Graff, Charles, 1911-1914

Charles H. Graff matriculated at Phillips Academy in 1911. However, he is absent from the Commencement program four years later, indicating that he never graduated. Graff is also missing from the yearbooks published during his time at Andover. The only record that confirms Graff’s time at Andover, other than this scrapbook, is his mention in a 1937 alumni directory.

Graff’s scrapbook includes memorabilia from 1911 through 1914. The scrapbook is intact and well-preserved, and the majority of the pages are filled, other than a few blank sections toward the end of the book. The scrapbook cover’s design is a standard dark blue with a white “A,” but Graff has personalized his by penning in athletics score results inside the “A,” pictured below.

Sports were a large part of Graff’s life at this time, and he dedicates many of the scrapbook’s early pages to athletic memorabilia including photographs of athletic teams and individual players, cheers and Andover spirit songs as well as ticket stubs, packets, and schedules from various games. In Graff’s scrapbook, he emphasizes score-keeping and rivalries. Much of the game memorabilia concerns the Andover vs. Exeter games, but Graff also includes some souvenirs from college matches, the majority of them from Yale. He focuses mainly on football. Graff records the scores of various games by hand in his schedules, displaying the same meticulousness as when he filled scores into the “A” on the cover of his scrapbook. Graff also pastes into his scrapbook many newspaper articles from the sports section of The Phillipian including a few front page stories that announce Andover victories over Exeter.

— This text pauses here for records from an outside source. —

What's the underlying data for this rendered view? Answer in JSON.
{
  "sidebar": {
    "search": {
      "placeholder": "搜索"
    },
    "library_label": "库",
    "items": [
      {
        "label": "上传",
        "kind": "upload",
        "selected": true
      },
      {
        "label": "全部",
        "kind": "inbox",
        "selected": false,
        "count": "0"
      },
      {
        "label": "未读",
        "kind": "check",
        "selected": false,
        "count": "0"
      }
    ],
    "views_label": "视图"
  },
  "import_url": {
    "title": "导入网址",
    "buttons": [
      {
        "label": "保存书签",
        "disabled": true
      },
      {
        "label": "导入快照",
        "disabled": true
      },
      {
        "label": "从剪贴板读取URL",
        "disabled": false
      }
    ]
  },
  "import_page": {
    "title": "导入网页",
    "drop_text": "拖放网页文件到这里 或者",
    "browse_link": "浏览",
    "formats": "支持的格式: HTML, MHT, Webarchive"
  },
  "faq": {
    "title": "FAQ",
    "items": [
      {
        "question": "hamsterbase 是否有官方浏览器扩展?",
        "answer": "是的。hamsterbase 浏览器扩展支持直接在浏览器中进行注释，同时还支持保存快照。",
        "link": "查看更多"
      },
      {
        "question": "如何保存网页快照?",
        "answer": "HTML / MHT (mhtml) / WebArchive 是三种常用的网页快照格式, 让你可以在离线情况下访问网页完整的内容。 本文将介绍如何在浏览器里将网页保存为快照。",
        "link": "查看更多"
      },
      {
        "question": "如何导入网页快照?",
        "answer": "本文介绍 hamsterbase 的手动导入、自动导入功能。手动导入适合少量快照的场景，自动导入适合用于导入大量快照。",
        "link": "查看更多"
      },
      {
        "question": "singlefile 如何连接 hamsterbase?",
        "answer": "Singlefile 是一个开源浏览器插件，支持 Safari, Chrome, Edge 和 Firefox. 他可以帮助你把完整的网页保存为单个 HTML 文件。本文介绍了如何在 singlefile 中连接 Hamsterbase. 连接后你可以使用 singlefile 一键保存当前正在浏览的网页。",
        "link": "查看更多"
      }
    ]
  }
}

Athletics were not the sole focus of Graff’s time at Andover however. He organizes his scrapbook into various sections as though he is segmenting different parts of his life. As a reader flips through his scrapbook, different sections reveal music and theatre programs, dance cards, and post cards. Sprinkled throughout the scrapbook are schedules for Bible study and discussion groups, suggesting Graff’s participation in the Christian community on campus. Graff also includes many seemingly insignificant items of ephemera: an excuse from gym class, notes calling him to the principal’s and the treasurer’s office, notices about money owed to the laundry service, to the Andover Bookstore, to the dancing academy, and to sporting goods stores, as well as a menu from an “Oriental Restaurant.” Although Graff does not include grade reports, he includes academic updates from the registrar which indicate that he does well in German and Geometry. He does not include much memorabilia from clubs on campus with the exception of one “Philo” schedule.

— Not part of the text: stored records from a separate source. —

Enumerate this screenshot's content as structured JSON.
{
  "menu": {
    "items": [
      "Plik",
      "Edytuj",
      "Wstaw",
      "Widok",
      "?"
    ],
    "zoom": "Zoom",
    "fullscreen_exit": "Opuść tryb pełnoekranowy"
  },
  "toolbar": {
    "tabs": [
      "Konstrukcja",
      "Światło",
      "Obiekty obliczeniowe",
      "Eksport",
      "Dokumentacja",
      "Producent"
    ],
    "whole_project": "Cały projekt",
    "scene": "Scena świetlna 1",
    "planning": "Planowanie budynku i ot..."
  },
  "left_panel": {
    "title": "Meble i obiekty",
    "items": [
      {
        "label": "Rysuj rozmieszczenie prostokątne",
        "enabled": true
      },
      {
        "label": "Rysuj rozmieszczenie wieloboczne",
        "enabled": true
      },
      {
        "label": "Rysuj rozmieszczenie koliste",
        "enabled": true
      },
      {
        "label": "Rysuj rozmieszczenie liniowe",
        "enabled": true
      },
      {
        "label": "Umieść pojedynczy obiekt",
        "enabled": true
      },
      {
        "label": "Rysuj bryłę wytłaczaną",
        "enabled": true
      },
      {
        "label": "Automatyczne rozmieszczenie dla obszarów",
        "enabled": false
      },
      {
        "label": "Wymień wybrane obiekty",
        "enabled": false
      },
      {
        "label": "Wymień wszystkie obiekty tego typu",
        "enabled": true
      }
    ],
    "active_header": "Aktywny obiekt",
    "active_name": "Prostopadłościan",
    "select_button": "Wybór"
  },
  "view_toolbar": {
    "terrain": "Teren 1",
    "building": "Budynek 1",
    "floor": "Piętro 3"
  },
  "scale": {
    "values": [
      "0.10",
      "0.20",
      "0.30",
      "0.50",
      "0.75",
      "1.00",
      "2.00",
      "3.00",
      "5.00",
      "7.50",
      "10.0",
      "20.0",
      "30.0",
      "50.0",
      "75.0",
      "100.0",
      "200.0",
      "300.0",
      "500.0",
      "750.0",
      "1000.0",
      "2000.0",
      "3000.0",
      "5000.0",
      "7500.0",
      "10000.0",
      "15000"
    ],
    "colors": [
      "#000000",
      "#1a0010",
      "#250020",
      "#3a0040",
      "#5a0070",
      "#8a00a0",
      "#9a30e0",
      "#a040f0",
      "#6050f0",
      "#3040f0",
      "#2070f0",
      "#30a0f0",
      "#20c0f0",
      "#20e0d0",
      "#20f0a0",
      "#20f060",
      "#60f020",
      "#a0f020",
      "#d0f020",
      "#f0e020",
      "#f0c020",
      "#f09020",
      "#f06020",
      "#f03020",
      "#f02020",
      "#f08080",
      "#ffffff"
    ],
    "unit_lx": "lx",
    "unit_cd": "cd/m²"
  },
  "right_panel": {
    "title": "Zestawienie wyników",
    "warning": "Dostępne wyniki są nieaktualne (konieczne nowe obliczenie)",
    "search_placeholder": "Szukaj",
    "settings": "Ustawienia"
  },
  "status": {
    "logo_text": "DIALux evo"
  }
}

Graff’s prominent social status is apparent in the very first pages of the scrapbook, which are comprised of a sign-in log bearing the signatures, hometowns, and humorous messages of over thirty friends. He also includes many signed portraits of his friends, many of whom appear again in the sports photos and athletic brochures he saves. His scrapbook also contains numerous informal photos of Graff and his friends including pictures of them smiling, laughing, and cavorting around the school grounds. In two, pictured below, Graff and his friends grin out at the camera as they sit atop each other’s shoulders on the lawn outside an academic building.

Graff also seems to be popular with girls. His scrapbook holds ample sources for investigating courtship rituals during this time period. His dance cards are filled with many different girls’ names, all of whom are referred to formally as “Miss.” In addition, many of Graff’s postcards come from female admirers. A few bear images of Vassar College on their fronts, and the rest are humorous cartoons, many of which poke fun at male-female relations. In one, pictured below, one of Graff’s admirers writes to arrange a rendezvous.

By Patricia Thompson, class of 2019

Scrapbook Box 103